RECORDED INFORMATION START

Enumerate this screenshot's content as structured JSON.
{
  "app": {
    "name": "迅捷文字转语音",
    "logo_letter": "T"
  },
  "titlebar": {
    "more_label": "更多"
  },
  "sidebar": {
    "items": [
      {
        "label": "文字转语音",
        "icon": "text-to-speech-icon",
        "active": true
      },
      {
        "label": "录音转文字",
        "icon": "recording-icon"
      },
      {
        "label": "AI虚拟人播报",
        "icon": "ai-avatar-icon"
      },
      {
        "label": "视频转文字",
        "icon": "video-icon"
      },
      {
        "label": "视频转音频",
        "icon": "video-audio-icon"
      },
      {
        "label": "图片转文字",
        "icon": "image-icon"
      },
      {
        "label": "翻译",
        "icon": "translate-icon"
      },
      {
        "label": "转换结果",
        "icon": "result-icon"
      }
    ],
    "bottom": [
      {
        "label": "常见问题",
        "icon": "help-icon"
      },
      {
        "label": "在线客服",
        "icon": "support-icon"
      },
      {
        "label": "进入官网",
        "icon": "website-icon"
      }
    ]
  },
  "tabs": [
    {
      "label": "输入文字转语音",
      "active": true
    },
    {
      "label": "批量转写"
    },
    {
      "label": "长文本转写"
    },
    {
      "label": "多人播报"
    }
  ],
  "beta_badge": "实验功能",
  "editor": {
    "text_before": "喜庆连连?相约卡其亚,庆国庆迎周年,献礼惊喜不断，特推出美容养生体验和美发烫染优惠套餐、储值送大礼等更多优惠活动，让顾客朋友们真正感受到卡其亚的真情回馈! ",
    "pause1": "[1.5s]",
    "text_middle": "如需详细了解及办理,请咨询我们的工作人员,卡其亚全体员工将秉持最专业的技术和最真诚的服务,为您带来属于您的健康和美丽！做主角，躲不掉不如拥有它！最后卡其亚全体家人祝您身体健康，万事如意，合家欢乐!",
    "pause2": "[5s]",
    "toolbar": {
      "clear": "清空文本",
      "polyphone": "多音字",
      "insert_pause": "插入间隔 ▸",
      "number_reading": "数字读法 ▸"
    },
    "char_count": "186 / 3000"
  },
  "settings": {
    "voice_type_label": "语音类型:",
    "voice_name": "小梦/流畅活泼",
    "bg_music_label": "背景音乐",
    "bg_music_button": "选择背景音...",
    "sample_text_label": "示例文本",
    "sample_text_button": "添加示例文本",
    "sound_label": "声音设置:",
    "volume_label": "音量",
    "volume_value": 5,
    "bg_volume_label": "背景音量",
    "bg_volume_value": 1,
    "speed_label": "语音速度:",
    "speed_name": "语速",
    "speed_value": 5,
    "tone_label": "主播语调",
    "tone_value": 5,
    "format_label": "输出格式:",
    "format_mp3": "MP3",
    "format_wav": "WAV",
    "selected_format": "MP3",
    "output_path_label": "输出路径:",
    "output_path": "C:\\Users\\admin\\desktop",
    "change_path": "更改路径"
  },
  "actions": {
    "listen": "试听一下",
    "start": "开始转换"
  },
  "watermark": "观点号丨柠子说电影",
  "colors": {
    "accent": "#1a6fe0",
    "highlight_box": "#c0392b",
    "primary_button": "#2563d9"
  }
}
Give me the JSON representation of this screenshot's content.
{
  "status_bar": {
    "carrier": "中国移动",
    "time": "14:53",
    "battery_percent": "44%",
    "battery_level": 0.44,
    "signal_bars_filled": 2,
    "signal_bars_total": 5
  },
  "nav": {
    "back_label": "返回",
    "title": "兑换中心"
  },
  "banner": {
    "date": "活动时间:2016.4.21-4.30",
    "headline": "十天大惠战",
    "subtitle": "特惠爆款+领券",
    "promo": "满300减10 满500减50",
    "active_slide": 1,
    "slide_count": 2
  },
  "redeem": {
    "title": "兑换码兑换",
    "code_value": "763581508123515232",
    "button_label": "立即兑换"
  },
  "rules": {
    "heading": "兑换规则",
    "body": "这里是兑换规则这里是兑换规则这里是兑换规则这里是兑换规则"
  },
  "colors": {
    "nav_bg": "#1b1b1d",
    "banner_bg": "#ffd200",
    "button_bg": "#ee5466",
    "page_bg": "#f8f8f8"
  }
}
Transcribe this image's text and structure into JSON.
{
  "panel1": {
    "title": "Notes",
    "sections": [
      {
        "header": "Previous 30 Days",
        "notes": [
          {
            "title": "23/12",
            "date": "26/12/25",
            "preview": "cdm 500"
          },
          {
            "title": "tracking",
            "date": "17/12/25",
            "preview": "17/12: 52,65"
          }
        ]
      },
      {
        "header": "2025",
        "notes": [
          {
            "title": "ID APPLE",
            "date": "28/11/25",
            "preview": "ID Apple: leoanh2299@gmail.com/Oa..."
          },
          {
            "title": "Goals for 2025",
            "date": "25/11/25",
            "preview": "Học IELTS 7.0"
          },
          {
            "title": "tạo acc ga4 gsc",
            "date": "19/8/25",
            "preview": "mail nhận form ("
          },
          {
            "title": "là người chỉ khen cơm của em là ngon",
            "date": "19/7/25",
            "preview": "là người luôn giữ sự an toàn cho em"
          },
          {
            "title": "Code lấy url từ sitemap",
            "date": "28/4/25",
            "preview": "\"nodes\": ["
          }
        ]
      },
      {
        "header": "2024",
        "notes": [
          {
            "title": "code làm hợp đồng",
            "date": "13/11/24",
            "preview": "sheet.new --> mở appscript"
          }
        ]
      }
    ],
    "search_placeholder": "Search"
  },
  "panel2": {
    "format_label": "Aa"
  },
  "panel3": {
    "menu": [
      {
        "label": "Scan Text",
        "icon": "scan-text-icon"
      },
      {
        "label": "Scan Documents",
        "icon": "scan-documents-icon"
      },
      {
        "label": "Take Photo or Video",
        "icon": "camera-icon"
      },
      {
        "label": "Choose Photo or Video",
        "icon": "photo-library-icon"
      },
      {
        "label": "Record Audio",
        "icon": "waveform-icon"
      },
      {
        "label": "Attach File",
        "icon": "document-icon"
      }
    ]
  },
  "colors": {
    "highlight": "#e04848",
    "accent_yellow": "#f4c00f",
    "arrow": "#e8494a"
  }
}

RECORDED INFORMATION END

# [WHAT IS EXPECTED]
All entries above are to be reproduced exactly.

# [OUTPUT FOR THIS TASK]
Enumerate this screenshot's content as structured JSON.
{
  "app": {
    "name": "迅捷文字转语音",
    "logo_letter": "T"
  },
  "titlebar": {
    "more_label": "更多"
  },
  "sidebar": {
    "items": [
      {
        "label": "文字转语音",
        "icon": "text-to-speech-icon",
        "active": true
      },
      {
        "label": "录音转文字",
        "icon": "recording-icon"
      },
      {
        "label": "AI虚拟人播报",
        "icon": "ai-avatar-icon"
      },
      {
        "label": "视频转文字",
        "icon": "video-icon"
      },
      {
        "label": "视频转音频",
        "icon": "video-audio-icon"
      },
      {
        "label": "图片转文字",
        "icon": "image-icon"
      },
      {
        "label": "翻译",
        "icon": "translate-icon"
      },
      {
        "label": "转换结果",
        "icon": "result-icon"
      }
    ],
    "bottom": [
      {
        "label": "常见问题",
        "icon": "help-icon"
      },
      {
        "label": "在线客服",
        "icon": "support-icon"
      },
      {
        "label": "进入官网",
        "icon": "website-icon"
      }
    ]
  },
  "tabs": [
    {
      "label": "输入文字转语音",
      "active": true
    },
    {
      "label": "批量转写"
    },
    {
      "label": "长文本转写"
    },
    {
      "label": "多人播报"
    }
  ],
  "beta_badge": "实验功能",
  "editor": {
    "text_before": "喜庆连连?相约卡其亚,庆国庆迎周年,献礼惊喜不断，特推出美容养生体验和美发烫染优惠套餐、储值送大礼等更多优惠活动，让顾客朋友们真正感受到卡其亚的真情回馈! ",
    "pause1": "[1.5s]",
    "text_middle": "如需详细了解及办理,请咨询我们的工作人员,卡其亚全体员工将秉持最专业的技术和最真诚的服务,为您带来属于您的健康和美丽！做主角，躲不掉不如拥有它！最后卡其亚全体家人祝您身体健康，万事如意，合家欢乐!",
    "pause2": "[5s]",
    "toolbar": {
      "clear": "清空文本",
      "polyphone": "多音字",
      "insert_pause": "插入间隔 ▸",
      "number_reading": "数字读法 ▸"
    },
    "char_count": "186 / 3000"
  },
  "settings": {
    "voice_type_label": "语音类型:",
    "voice_name": "小梦/流畅活泼",
    "bg_music_label": "背景音乐",
    "bg_music_button": "选择背景音...",
    "sample_text_label": "示例文本",
    "sample_text_button": "添加示例文本",
    "sound_label": "声音设置:",
    "volume_label": "音量",
    "volume_value": 5,
    "bg_volume_label": "背景音量",
    "bg_volume_value": 1,
    "speed_label": "语音速度:",
    "speed_name": "语速",
    "speed_value": 5,
    "tone_label": "主播语调",
    "tone_value": 5,
    "format_label": "输出格式:",
    "format_mp3": "MP3",
    "format_wav": "WAV",
    "selected_format": "MP3",
    "output_path_label": "输出路径:",
    "output_path": "C:\\Users\\admin\\desktop",
    "change_path": "更改路径"
  },
  "actions": {
    "listen": "试听一下",
    "start": "开始转换"
  },
  "watermark": "观点号丨柠子说电影",
  "colors": {
    "accent": "#1a6fe0",
    "highlight_box": "#c0392b",
    "primary_button": "#2563d9"
  }
}
Give me the JSON representation of this screenshot's content.
{
  "status_bar": {
    "carrier": "中国移动",
    "time": "14:53",
    "battery_percent": "44%",
    "battery_level": 0.44,
    "signal_bars_filled": 2,
    "signal_bars_total": 5
  },
  "nav": {
    "back_label": "返回",
    "title": "兑换中心"
  },
  "banner": {
    "date": "活动时间:2016.4.21-4.30",
    "headline": "十天大惠战",
    "subtitle": "特惠爆款+领券",
    "promo": "满300减10 满500减50",
    "active_slide": 1,
    "slide_count": 2
  },
  "redeem": {
    "title": "兑换码兑换",
    "code_value": "763581508123515232",
    "button_label": "立即兑换"
  },
  "rules": {
    "heading": "兑换规则",
    "body": "这里是兑换规则这里是兑换规则这里是兑换规则这里是兑换规则"
  },
  "colors": {
    "nav_bg": "#1b1b1d",
    "banner_bg": "#ffd200",
    "button_bg": "#ee5466",
    "page_bg": "#f8f8f8"
  }
}
Transcribe this image's text and structure into JSON.
{
  "panel1": {
    "title": "Notes",
    "sections": [
      {
        "header": "Previous 30 Days",
        "notes": [
          {
            "title": "23/12",
            "date": "26/12/25",
            "preview": "cdm 500"
          },
          {
            "title": "tracking",
            "date": "17/12/25",
            "preview": "17/12: 52,65"
          }
        ]
      },
      {
        "header": "2025",
        "notes": [
          {
            "title": "ID APPLE",
            "date": "28/11/25",
            "preview": "ID Apple: leoanh2299@gmail.com/Oa..."
          },
          {
            "title": "Goals for 2025",
            "date": "25/11/25",
            "preview": "Học IELTS 7.0"
          },
          {
            "title": "tạo acc ga4 gsc",
            "date": "19/8/25",
            "preview": "mail nhận form ("
          },
          {
            "title": "là người chỉ khen cơm của em là ngon",
            "date": "19/7/25",
            "preview": "là người luôn giữ sự an toàn cho em"
          },
          {
            "title": "Code lấy url từ sitemap",
            "date": "28/4/25",
            "preview": "\"nodes\": ["
          }
        ]
      },
      {
        "header": "2024",
        "notes": [
          {
            "title": "code làm hợp đồng",
            "date": "13/11/24",
            "preview": "sheet.new --> mở appscript"
          }
        ]
      }
    ],
    "search_placeholder": "Search"
  },
  "panel2": {
    "format_label": "Aa"
  },
  "panel3": {
    "menu": [
      {
        "label": "Scan Text",
        "icon": "scan-text-icon"
      },
      {
        "label": "Scan Documents",
        "icon": "scan-documents-icon"
      },
      {
        "label": "Take Photo or Video",
        "icon": "camera-icon"
      },
      {
        "label": "Choose Photo or Video",
        "icon": "photo-library-icon"
      },
      {
        "label": "Record Audio",
        "icon": "waveform-icon"
      },
      {
        "label": "Attach File",
        "icon": "document-icon"
      }
    ]
  },
  "colors": {
    "highlight": "#e04848",
    "accent_yellow": "#f4c00f",
    "arrow": "#e8494a"
  }
}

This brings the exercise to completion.